The difference between cruelty-free, vegan and why China has such a big impact on the beauty industry.
** If you're here about the update to the Chinese laws regarding animal testing, skip to the bottom of the page.
Long before I went vegan, I started phasing out my cosmetic and skincare products, swapping them out for cruelty-free brands. It's probably for that reason that I've struggled to get my act together and make sure that all my new purchases are vegan as well. Not even a month ago I went to Seamakers in La Jolla to buy a MLBB (my lips but better) lipgloss and I ended up with one that was cruelty-free, but not vegan. I entered the shop without any clear direction and quickly became overwhelmed. I thought the woman helping me understood that I was looking for a vegan option, but somehow, I ended up with a Vapour Organic Gloss, which contains beeswax. It goes without saying that 2 weeks later and $30 later when I finally discovered my screw up, I was annoyed and frustrated.
My mistake was that I strolled into a shop thinking that because they had a focus on organic, clean, cruelty-free beauty that it would be easy to find a vegan product as well. It always helps to do research before you go into a store. A lot of times people don't really understand the difference between vegan and cruelty-free, and if you want to avoid buying a new product in vain, it's probably better to have a list of brands ready before you start narrowing it down further. Once you've chosen a brand, you then need to figure out if they're completely vegan or not, because a lot of the time it varies based on each product.

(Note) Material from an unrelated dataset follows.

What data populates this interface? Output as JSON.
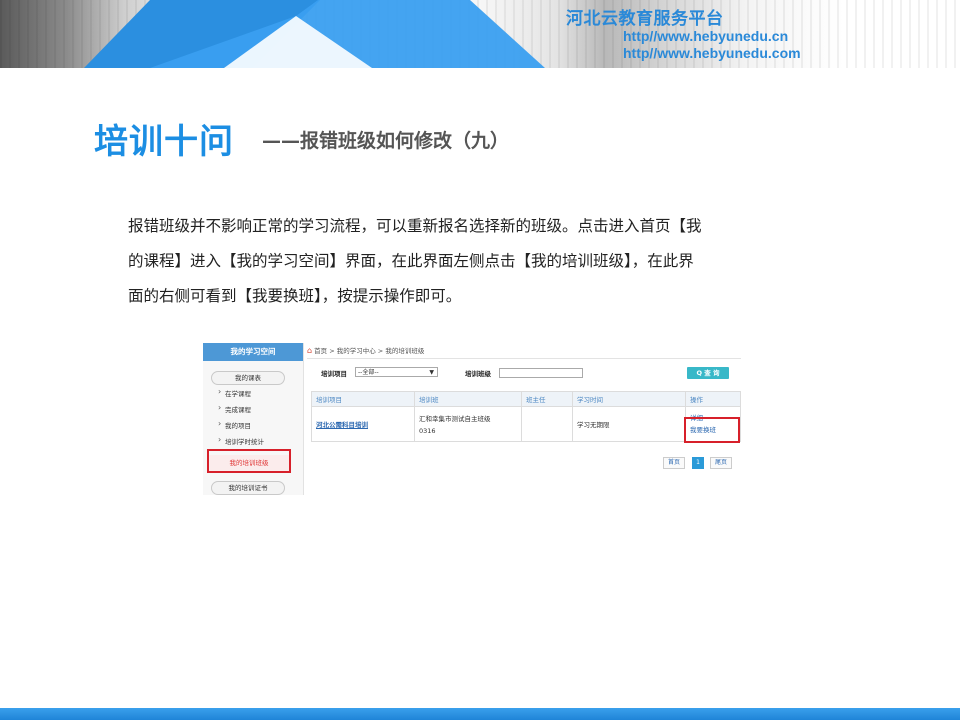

It can be a lot to absorb and remember, so I've created this cheat sheet (on the right) to help people better understand how the industry works, and how each classification can impact the other.
Two CF glosses that aren't vegan, and one cruelty-free + vegan brow product by Soap Brows.
100% Vegan: If a company is completely vegan, they will almost always be cruelty-free as well. Milk Makeup is a good example of this.
Cruelty-Free: If a brand is cruelty-free and leaping bunny certified, they will be open about their ingredients and help you pick out vegan products (if there are any). A great example of this is Charlotte Tilbury, a high-end, cruelty-free brand who has a list of all the vegan-friendly products available on her site.
Grey areas: Cosmetics and beauty products sold in China must be tested on animals. They might not perform animal testing in the United-States or Europe when creating the products, but they are still agreeing to perform animal testing for a specific market, so if a brand chooses to sell in China it automatically removes their cruelty-free status
Another grey area is parent-companies. If a brand that was once cruelty-free and vegan is bought by a parent-c0mpany that is neither, it can negate the cruelty-free certification. Tarte is a perfect example. The brand was sold to KOSÉ, a Japanese company that performs animal testing a few years ago, leaving a lot of their loyal customers looking elsewhere for a cruelty-free brand. Even though they insisted that Tarte itself would still be a cruelty-free company, the fact that they were owned by a parent-company that tested on animals meant they had given up and sold out. You can decide for yourself if you want to support them, but I agree that anyone who is truly looking out for animal welfare is not going to sell out to a billion dollar company that tests on animals.
**I started this article before it China released the changes in their laws, but I still wanted to clarify what happened, because there has been a lot of confusion. The internet has been exploding with "CHINA ENDS ANIMAL TESTING!!!" comments and that's simply not the case. What happened is simple: China no longer requires post-market animal testing on cosmetic products, both imported or domestic. The hope is that cruelty-free companies will have an easier time getting into the Chinese market and that China will eventually change their tune on animal-testing altogether.
So while the impact of this decision isn't yet clear, I understand why so many people are excited about the changes. The beauty industry is valued at about 530 billion dollars, with Asia / Oceania leading the pack, bringing in about 40% of that dollar value, with China representing a large chunk of that. Here's to hoping this decision is more than just a step in the right direction, but the first step towards a cruelty-free global cosmetics market.